Did you happen to drop by the Rubin Museum of Art in NYC earlier this year? If so, did you take part in the OM Lab? The OM Lab was a cube recording studio where visitors were invited to enter and record their own “OM” meditation chant. All of the recordings were compiled and played in the exhibition “The World is Sound,” which started in June. The meditation sound “OM” [phonetically pronounced A-U-M] has been practiced for over 3,000 years for meditation, yoga and music. So stop by the Rubins to listen to this meditative musical work of art.
If you ever find yourself in Annapolis, be sure to stop by the Annapolis Ice Cream Company. While you eat delicious ice cream (I recommend the Peanut Butter Oreo), you can create a work of art on plastic ice cream spoons. The shop provides sharpies and spoons for customers to decorate. After you design your spoon, they will hang it on the board to be showcased alongside the other embellished utensils.
Republic Nail has created a line of nail polish inspired by artist Frida Kahlo. The colors of the polish evoke the brilliant colors of Kahlo’s most famous pieces. Interested in buying a bottle? They are sold at drug stores such as CVS.
If you like wine and drawing then I have the perfect gift for you! Blank Canvas Wine. The bottles come with a blank canvas, surprising right? You are encouraged to draw whatever you want on the bottle, providing a more personal touch to giving wine as a present. My friends and I decided to decorate a bottle for a friend’s 23rd birthday. Here is our masterpiece!
On a wall outside Borough Market in London hangs a chalkboard with chalk. Written on the board is the phrase “Before I die I want to ______.” People are encouraged to pick up a piece of chalk and write down what they want to do. One person said they want to “pass their driving test,” while another individual said they want to “save a life.” So, what do you want to do before you die?

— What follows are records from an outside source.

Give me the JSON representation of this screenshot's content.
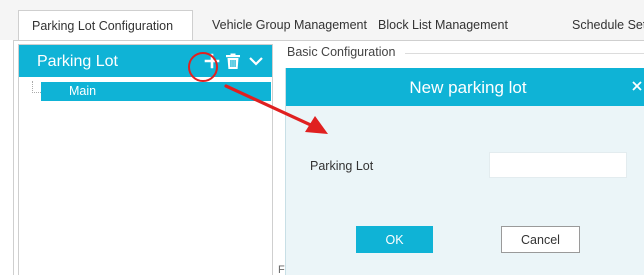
{
  "tabs": [
    "Parking Lot Configuration",
    "Vehicle Group Management",
    "Block List Management",
    "Schedule Settings"
  ],
  "left_panel": {
    "title": "Parking Lot",
    "toolbar_icons": [
      "plus-icon",
      "trash-icon",
      "chevron-down-icon"
    ],
    "tree": [
      "Main"
    ]
  },
  "basic_section": {
    "label": "Basic Configuration",
    "partial_text": "F"
  },
  "dialog": {
    "title": "New parking lot",
    "close_glyph": "×",
    "field_label": "Parking Lot",
    "field_value": "",
    "ok_label": "OK",
    "cancel_label": "Cancel"
  },
  "colors": {
    "accent": "#0fb3d6",
    "dialog_bg": "#ebf5f8",
    "annotation": "#e02020"
  },
  "annotations": [
    "red-circle-highlight",
    "red-arrow"
  ]
}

Do you like art? Do you like puzzles? Well if you answered yes to both of those questions, the puzzling art at Brick Lane Market is perfect for you. On various street lamps sit five crates with images on each side. One crate has feet, one has legs, two have bodies and the final crate has a head. When you rotate each crate you can create a different person. These are the three I designed.
Photographs by Erin Fong
Have you always liked adding eyes to inanimate objects or pinning mustaches to faces? At the Hirshhorn Museum in Washington DC you can become a Surrealist artist and leave your mark on the interactive collage wall! Along one wall in the museum is the Collage: Make a Surrealist Composition. People of all ages are invited to use the magnetic images of eyes, mustaches, hats etc. and add them to the wall. Together a new work of art will be created.
Whenever I go to the Los Angeles County Museum of Art I always visit Mark Rothko’s White Center, which is located in the Ahmanson Building. I find myself always staring at the blending colors with its striking white stripe in the center. What is it about this work that is so inviting? I am not sure. But what I am sure is that I can recreate this in the form of a cake. So I did. Combining various food dyes to try to produce similar colors to Rothko’s paint, I frosted Cake with White Center to resemble White Center.
Mark Rothko // White Center // Oil on canvas // 1957 // LACMA
While you may spot a formaldehyde tank from across the room and immediately associate it with Damien Hirst, he is an artist that works with a diverse range of media. One of my favorites is a group of works known as his Spot Paintings. As you may have realized, I love to recreate works of art through food, so I decided to create spotted cookies in honor of Damien Hirst
As I was trying to think of works of art I could recreate using food, Richard Serra’s One Ton Prop (House of Cards) came to mind. Serra, a minimalist sculptor, creates this work using lead antimony and four plates. The plates are not attached to one another. Instead, they all lean on each other, similar to a house of cards. When I decided to try to make this work out of gram crackers, I thought it would take 5 minutes. It seemed quite simple. However, after thirty minutes I was growing frustrated. Every time I had three of the crackers leaning, I would place the fourth, only to see all of them fall over…again. Finally, by some miracle, they all leaned long enough for me to take a photo. Needless to say, I have a newfound respect for Richard Sera.
Check out One Ton Prop (House of Cards) on the MoMA website to compare Richard Serra’s work to my House of Gram Crackers.